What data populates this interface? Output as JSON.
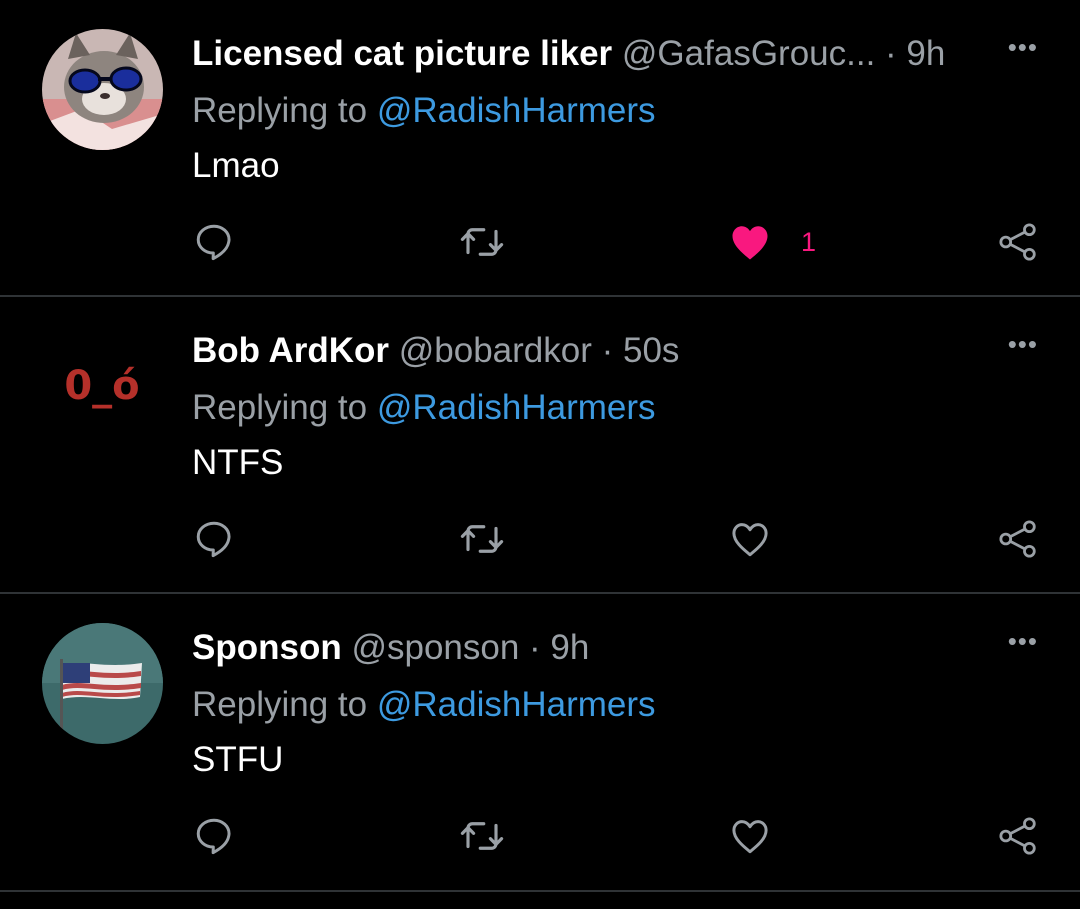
{
  "tweets": [
    {
      "name": "Licensed cat picture liker",
      "handle": "@GafasGrouc...",
      "time": "· 9h",
      "replying_prefix": "Replying to",
      "replying_to": "@RadishHarmers",
      "text": "Lmao",
      "liked": true,
      "like_count": "1",
      "avatar": "cat-sunglasses-avatar"
    },
    {
      "name": "Bob ArdKor",
      "handle": "@bobardkor",
      "time": "· 50s",
      "replying_prefix": "Replying to",
      "replying_to": "@RadishHarmers",
      "text": "NTFS",
      "liked": false,
      "like_count": "",
      "avatar_text": "0_ó"
    },
    {
      "name": "Sponson",
      "handle": "@sponson",
      "time": "· 9h",
      "replying_prefix": "Replying to",
      "replying_to": "@RadishHarmers",
      "text": "STFU",
      "liked": false,
      "like_count": "",
      "avatar": "flag-avatar"
    }
  ],
  "more_label": "•••",
  "colors": {
    "background": "#000000",
    "mention": "#3d9ae0",
    "muted": "#9aa0a6",
    "like": "#f9187f",
    "divider": "#2f3336"
  },
  "icons": [
    "reply-icon",
    "retweet-icon",
    "like-icon",
    "share-icon",
    "more-icon"
  ]
}
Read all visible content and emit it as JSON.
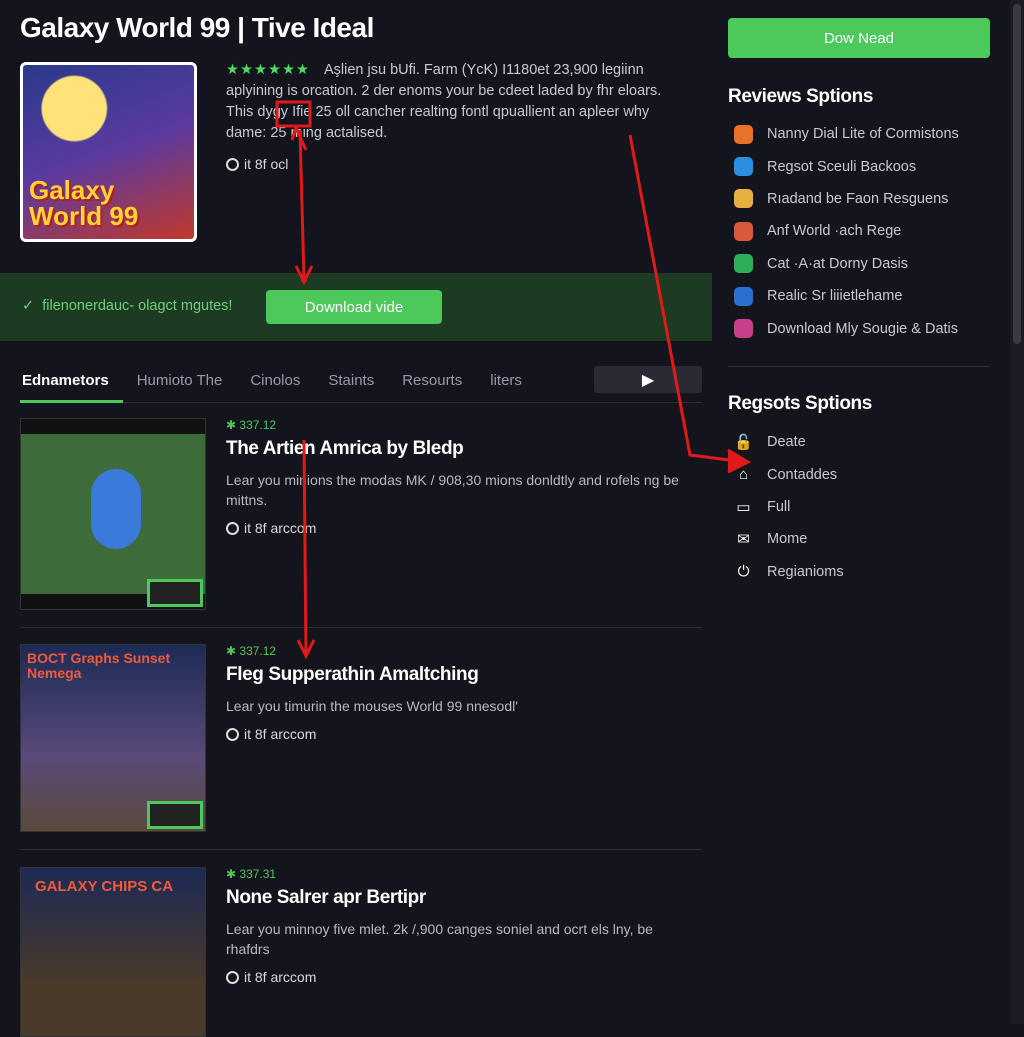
{
  "page_title": "Galaxy World 99 | Tive Ideal",
  "hero": {
    "image_logo": "Galaxy World 99",
    "stars": "★★★★★★",
    "description": "Aşlien jsu bUfi. Farm (YcK) I1180et 23,900 legiinn aplyining is orcation. 2 der enoms your be cdeet laded by fhr eloars. This dygy Ifie 25 oll cancher realting fontl qpuallient an apleer why dame: 25 ming actalised.",
    "meta": "it 8f ocl"
  },
  "banner": {
    "message": "filenonerdauc- olagct mgutes!",
    "button": "Download vide",
    "accent": "#4cc95a"
  },
  "tabs": [
    {
      "label": "Ednametors",
      "active": true
    },
    {
      "label": "Humioto The"
    },
    {
      "label": "Cinolos"
    },
    {
      "label": "Staints"
    },
    {
      "label": "Resourts"
    },
    {
      "label": "liters"
    }
  ],
  "play_icon": "play-icon",
  "items": [
    {
      "version": "337.12",
      "title": "The Artien Amrica by Bledp",
      "text": "Lear you minions the modas MK / 908,30 mions donldtly and rofels ng be mittns.",
      "meta": "it 8f arccom"
    },
    {
      "version": "337.12",
      "title": "Fleg Supperathin Amaltching",
      "text": "Lear you timurin the mouses World 99 nnesodl'",
      "meta": "it 8f arccom",
      "thumb_text": "BOCT Graphs Sunset Nemega"
    },
    {
      "version": "337.31",
      "title": "None Salrer apr Bertipr",
      "text": "Lear you minnoy five mlet. 2k /,900 canges soniel and ocrt els lny, be rhafdrs",
      "meta": "it 8f arccom",
      "thumb_text": "GALAXY CHIPS CA"
    }
  ],
  "sidebar": {
    "download_button": "Dow Nead",
    "reviews_heading": "Reviews Sptions",
    "reviews": [
      {
        "label": "Nanny Dial Lite of Cormistons",
        "icon": "app-icon",
        "color": "#e8722a"
      },
      {
        "label": "Regsot Sceuli Backoos",
        "icon": "twitter-icon",
        "color": "#2a8fe0"
      },
      {
        "label": "Rıadand be Faon Resguens",
        "icon": "coin-icon",
        "color": "#e8b040"
      },
      {
        "label": "Anf World ·ach Rege",
        "icon": "game-icon",
        "color": "#d85a3a"
      },
      {
        "label": "Cat ·A·at Dorny Dasis",
        "icon": "chat-icon",
        "color": "#2fae5a"
      },
      {
        "label": "Realic Sr liiietlehame",
        "icon": "game-icon",
        "color": "#2a70d0"
      },
      {
        "label": "Download Mly Sougie & Datis",
        "icon": "instagram-icon",
        "color": "#c6408a"
      }
    ],
    "options_heading": "Regsots Sptions",
    "options": [
      {
        "label": "Deate",
        "icon": "lock-icon",
        "glyph": "🔓"
      },
      {
        "label": "Contaddes",
        "icon": "home-icon",
        "glyph": "⌂"
      },
      {
        "label": "Full",
        "icon": "folder-icon",
        "glyph": "▭"
      },
      {
        "label": "Mome",
        "icon": "mail-icon",
        "glyph": "✉"
      },
      {
        "label": "Regianioms",
        "icon": "power-icon",
        "glyph": "⏻"
      }
    ]
  },
  "annotation_color": "#e01a1a"
}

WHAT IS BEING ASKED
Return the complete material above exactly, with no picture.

RESPONSE TO THIS EXERCISE
What data populates this interface? Output as JSON.
{
  "tweets": [
    {
      "name": "Licensed cat picture liker",
      "handle": "@GafasGrouc...",
      "time": "· 9h",
      "replying_prefix": "Replying to",
      "replying_to": "@RadishHarmers",
      "text": "Lmao",
      "liked": true,
      "like_count": "1",
      "avatar": "cat-sunglasses-avatar"
    },
    {
      "name": "Bob ArdKor",
      "handle": "@bobardkor",
      "time": "· 50s",
      "replying_prefix": "Replying to",
      "replying_to": "@RadishHarmers",
      "text": "NTFS",
      "liked": false,
      "like_count": "",
      "avatar_text": "0_ó"
    },
    {
      "name": "Sponson",
      "handle": "@sponson",
      "time": "· 9h",
      "replying_prefix": "Replying to",
      "replying_to": "@RadishHarmers",
      "text": "STFU",
      "liked": false,
      "like_count": "",
      "avatar": "flag-avatar"
    }
  ],
  "more_label": "•••",
  "colors": {
    "background": "#000000",
    "mention": "#3d9ae0",
    "muted": "#9aa0a6",
    "like": "#f9187f",
    "divider": "#2f3336"
  },
  "icons": [
    "reply-icon",
    "retweet-icon",
    "like-icon",
    "share-icon",
    "more-icon"
  ]
}
Read all visible content and emit it as JSON.
{
  "page_title": "Galaxy World 99 | Tive Ideal",
  "hero": {
    "image_logo": "Galaxy World 99",
    "stars": "★★★★★★",
    "description": "Aşlien jsu bUfi. Farm (YcK) I1180et 23,900 legiinn aplyining is orcation. 2 der enoms your be cdeet laded by fhr eloars. This dygy Ifie 25 oll cancher realting fontl qpuallient an apleer why dame: 25 ming actalised.",
    "meta": "it 8f ocl"
  },
  "banner": {
    "message": "filenonerdauc- olagct mgutes!",
    "button": "Download vide",
    "accent": "#4cc95a"
  },
  "tabs": [
    {
      "label": "Ednametors",
      "active": true
    },
    {
      "label": "Humioto The"
    },
    {
      "label": "Cinolos"
    },
    {
      "label": "Staints"
    },
    {
      "label": "Resourts"
    },
    {
      "label": "liters"
    }
  ],
  "play_icon": "play-icon",
  "items": [
    {
      "version": "337.12",
      "title": "The Artien Amrica by Bledp",
      "text": "Lear you minions the modas MK / 908,30 mions donldtly and rofels ng be mittns.",
      "meta": "it 8f arccom"
    },
    {
      "version": "337.12",
      "title": "Fleg Supperathin Amaltching",
      "text": "Lear you timurin the mouses World 99 nnesodl'",
      "meta": "it 8f arccom",
      "thumb_text": "BOCT Graphs Sunset Nemega"
    },
    {
      "version": "337.31",
      "title": "None Salrer apr Bertipr",
      "text": "Lear you minnoy five mlet. 2k /,900 canges soniel and ocrt els lny, be rhafdrs",
      "meta": "it 8f arccom",
      "thumb_text": "GALAXY CHIPS CA"
    }
  ],
  "sidebar": {
    "download_button": "Dow Nead",
    "reviews_heading": "Reviews Sptions",
    "reviews": [
      {
        "label": "Nanny Dial Lite of Cormistons",
        "icon": "app-icon",
        "color": "#e8722a"
      },
      {
        "label": "Regsot Sceuli Backoos",
        "icon": "twitter-icon",
        "color": "#2a8fe0"
      },
      {
        "label": "Rıadand be Faon Resguens",
        "icon": "coin-icon",
        "color": "#e8b040"
      },
      {
        "label": "Anf World ·ach Rege",
        "icon": "game-icon",
        "color": "#d85a3a"
      },
      {
        "label": "Cat ·A·at Dorny Dasis",
        "icon": "chat-icon",
        "color": "#2fae5a"
      },
      {
        "label": "Realic Sr liiietlehame",
        "icon": "game-icon",
        "color": "#2a70d0"
      },
      {
        "label": "Download Mly Sougie & Datis",
        "icon": "instagram-icon",
        "color": "#c6408a"
      }
    ],
    "options_heading": "Regsots Sptions",
    "options": [
      {
        "label": "Deate",
        "icon": "lock-icon",
        "glyph": "🔓"
      },
      {
        "label": "Contaddes",
        "icon": "home-icon",
        "glyph": "⌂"
      },
      {
        "label": "Full",
        "icon": "folder-icon",
        "glyph": "▭"
      },
      {
        "label": "Mome",
        "icon": "mail-icon",
        "glyph": "✉"
      },
      {
        "label": "Regianioms",
        "icon": "power-icon",
        "glyph": "⏻"
      }
    ]
  },
  "annotation_color": "#e01a1a"
}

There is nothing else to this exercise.